ᎯᎠ ᎪᏪᎵ ᏕᎦᏁᏍᏗ ᎾᏍᎩ ᎡᎳᏓᎪᏗ ᎦᏢᏍᎬᎢ ᎾᎿ http://forwomen.org/resources/an-abc-handbook-for-native-girls/

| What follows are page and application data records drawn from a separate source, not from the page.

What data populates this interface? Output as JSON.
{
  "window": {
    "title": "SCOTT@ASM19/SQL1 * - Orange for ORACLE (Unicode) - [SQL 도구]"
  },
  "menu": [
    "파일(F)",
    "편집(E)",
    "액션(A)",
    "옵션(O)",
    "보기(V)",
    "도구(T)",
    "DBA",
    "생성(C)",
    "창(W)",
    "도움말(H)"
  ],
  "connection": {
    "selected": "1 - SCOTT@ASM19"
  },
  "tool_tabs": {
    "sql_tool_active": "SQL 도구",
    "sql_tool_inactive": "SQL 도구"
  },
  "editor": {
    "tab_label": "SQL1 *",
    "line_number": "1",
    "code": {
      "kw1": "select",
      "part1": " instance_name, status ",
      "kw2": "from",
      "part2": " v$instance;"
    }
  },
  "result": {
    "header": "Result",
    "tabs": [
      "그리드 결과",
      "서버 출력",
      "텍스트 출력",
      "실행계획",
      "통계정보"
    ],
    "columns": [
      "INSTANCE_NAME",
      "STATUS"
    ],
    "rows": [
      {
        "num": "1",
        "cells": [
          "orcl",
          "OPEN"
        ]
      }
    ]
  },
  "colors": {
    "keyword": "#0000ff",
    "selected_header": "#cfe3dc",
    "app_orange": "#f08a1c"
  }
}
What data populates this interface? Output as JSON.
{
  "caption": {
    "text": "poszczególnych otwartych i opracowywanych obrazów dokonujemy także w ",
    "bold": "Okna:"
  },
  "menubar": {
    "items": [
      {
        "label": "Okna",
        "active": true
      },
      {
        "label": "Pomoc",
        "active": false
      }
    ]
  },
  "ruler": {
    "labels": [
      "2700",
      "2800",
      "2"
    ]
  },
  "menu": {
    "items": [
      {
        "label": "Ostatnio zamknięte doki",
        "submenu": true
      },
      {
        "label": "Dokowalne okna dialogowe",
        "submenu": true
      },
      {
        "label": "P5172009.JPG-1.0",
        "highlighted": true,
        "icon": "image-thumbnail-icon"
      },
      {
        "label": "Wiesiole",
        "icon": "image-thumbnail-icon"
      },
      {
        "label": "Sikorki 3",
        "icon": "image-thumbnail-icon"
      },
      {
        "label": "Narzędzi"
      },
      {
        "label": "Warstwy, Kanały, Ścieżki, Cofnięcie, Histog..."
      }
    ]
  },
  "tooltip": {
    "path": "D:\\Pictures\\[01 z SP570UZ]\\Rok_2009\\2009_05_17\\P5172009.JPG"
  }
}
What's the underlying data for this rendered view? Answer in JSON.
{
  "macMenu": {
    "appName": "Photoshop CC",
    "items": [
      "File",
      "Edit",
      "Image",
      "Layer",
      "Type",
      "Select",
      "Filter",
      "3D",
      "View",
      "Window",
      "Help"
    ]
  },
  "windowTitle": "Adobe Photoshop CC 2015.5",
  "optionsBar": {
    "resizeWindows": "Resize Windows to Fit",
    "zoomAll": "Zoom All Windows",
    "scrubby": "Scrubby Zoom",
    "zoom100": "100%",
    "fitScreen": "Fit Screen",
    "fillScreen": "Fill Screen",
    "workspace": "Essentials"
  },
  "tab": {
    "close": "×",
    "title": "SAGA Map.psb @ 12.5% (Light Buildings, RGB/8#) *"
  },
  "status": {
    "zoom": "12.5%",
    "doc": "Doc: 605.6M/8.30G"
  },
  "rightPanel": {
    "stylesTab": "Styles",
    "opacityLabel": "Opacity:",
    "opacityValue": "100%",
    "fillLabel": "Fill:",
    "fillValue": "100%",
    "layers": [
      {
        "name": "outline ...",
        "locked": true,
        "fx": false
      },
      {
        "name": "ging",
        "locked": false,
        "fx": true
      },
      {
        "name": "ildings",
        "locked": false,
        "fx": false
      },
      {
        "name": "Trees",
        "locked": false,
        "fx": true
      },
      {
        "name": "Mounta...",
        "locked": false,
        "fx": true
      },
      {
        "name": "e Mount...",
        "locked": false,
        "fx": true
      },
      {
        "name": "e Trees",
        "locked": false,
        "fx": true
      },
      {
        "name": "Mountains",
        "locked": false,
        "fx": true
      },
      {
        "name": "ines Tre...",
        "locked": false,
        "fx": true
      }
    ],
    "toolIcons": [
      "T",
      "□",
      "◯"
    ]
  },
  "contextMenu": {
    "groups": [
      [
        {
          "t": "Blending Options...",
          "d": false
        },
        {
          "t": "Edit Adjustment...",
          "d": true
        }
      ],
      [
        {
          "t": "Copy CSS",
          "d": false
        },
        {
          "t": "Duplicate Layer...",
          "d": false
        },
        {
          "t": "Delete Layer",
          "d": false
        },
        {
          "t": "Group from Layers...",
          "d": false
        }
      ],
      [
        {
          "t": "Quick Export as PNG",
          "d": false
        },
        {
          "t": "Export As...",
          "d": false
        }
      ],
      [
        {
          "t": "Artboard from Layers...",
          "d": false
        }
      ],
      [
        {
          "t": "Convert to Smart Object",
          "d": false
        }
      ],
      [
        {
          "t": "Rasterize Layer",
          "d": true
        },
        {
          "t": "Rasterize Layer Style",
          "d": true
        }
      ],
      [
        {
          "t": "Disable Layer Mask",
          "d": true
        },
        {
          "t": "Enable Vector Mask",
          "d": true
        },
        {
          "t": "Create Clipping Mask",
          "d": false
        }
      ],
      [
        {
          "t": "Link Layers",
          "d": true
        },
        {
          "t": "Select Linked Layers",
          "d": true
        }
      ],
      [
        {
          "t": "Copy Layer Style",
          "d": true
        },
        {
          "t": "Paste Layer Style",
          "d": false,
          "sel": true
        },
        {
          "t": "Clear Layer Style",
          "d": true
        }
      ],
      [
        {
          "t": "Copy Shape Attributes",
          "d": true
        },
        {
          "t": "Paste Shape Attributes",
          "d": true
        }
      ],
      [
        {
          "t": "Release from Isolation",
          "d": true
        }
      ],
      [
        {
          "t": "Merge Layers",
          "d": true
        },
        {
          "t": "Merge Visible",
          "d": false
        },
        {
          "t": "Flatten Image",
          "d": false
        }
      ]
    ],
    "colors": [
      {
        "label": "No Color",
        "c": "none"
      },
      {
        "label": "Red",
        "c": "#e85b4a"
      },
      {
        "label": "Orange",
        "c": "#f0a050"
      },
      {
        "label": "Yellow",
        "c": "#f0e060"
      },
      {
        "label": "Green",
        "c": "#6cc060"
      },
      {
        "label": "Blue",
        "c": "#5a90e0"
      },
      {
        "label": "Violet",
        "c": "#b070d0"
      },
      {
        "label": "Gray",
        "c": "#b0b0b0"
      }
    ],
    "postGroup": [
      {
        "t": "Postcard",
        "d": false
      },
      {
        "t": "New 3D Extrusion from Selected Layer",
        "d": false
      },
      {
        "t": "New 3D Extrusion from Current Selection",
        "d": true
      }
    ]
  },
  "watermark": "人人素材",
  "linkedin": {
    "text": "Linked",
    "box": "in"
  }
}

Kingerfisher ᎠᏗᏍᎬ hardcopy ᎤᎪᏓ ᏗᎬᏓᏅᏍᏗ ᎨᏎᏍᏗ ᎾᏞᎬ ᎠᏟᎢᎵᏒᎢ.